After his playing days, Groh managed the 1928 Charlotte Hornets, 1929 Hartford Senators, 1930 Canton Terriers and 1931 and 1932 Binghamton Triplets. He later was a scout for the Giants from 1934 to 1940, the Brooklyn Dodgers in 1941 and 1942, and the Philadelphia Phillies from 1946 to 1953. Late in life, he worked part-time as a cashier at a race track.

Groh was the brother of Lew Groh.

Notable Achievements[edit]
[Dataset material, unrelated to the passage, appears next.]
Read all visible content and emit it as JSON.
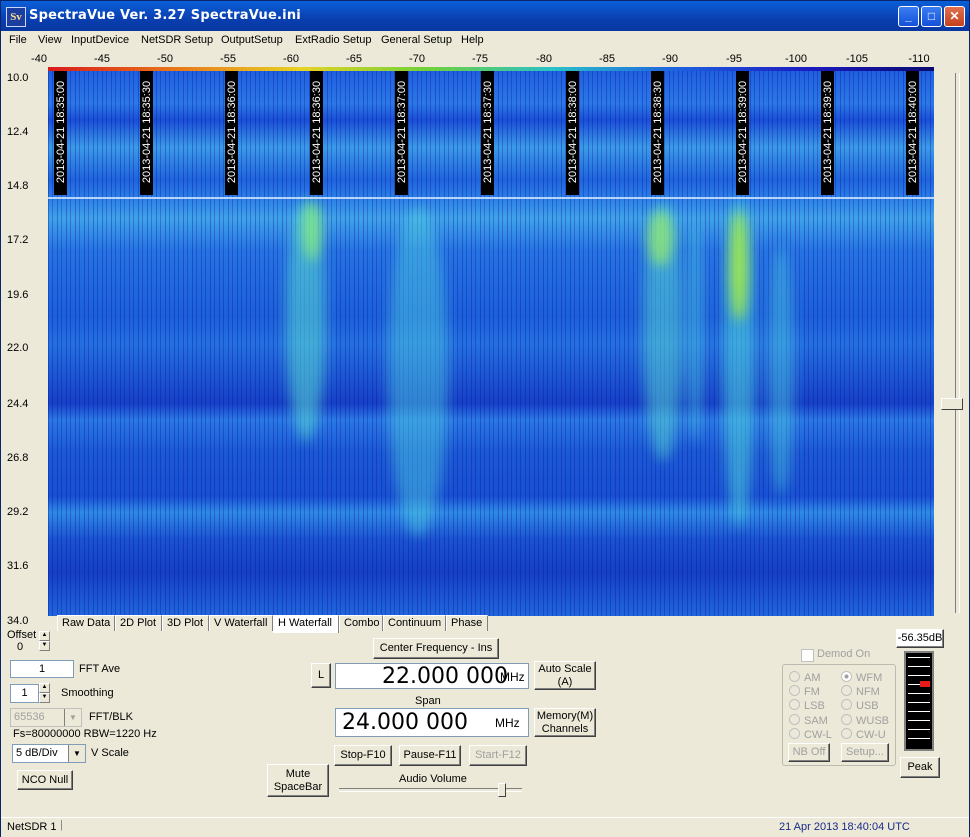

  • 2-time NL On-Base Percentage Leader (1917 & 1918)
  • NL OPS Leader (1919)
  • NL Runs Scored Leader (1918)
  • NL Hits Leader (1917)
  • 2-time NL Doubles Leader (1917 & 1918)
  • NL Bases on Balls Leader (1916)
  • Won two World Series with the Cincinnati Reds (1919) and the New York Giants (1922)

Preceded by
Christy Mathewson
Cincinnati Reds Manager
Succeeded by
Pat Moran

Year-By-Year Managerial Record[edit]

Year Team League Record Finish Organization Playoffs Notes
1918 Cincinnati Reds National League 7-3 3rd Cincinnati Reds Replaced Christy Mathewson (61-57) on August 28
1928 Charlotte Hornets South Atlantic League 43-57 none Replaced by Abe Hood (3-9) on July 29
1929 Hartford Senators Eastern League 60-93 8th none
1930 Canton Terriers Central League 65-73 4th none
1931 Binghamton Triplets New York-Penn League 76-64 4th none
1932 Binghamton Triplets New York-Penn League 35-43 -- New York Yankees Replaced by Bill Meyer (34-28) on July 19

Further Reading[edit]

Related Sites[edit]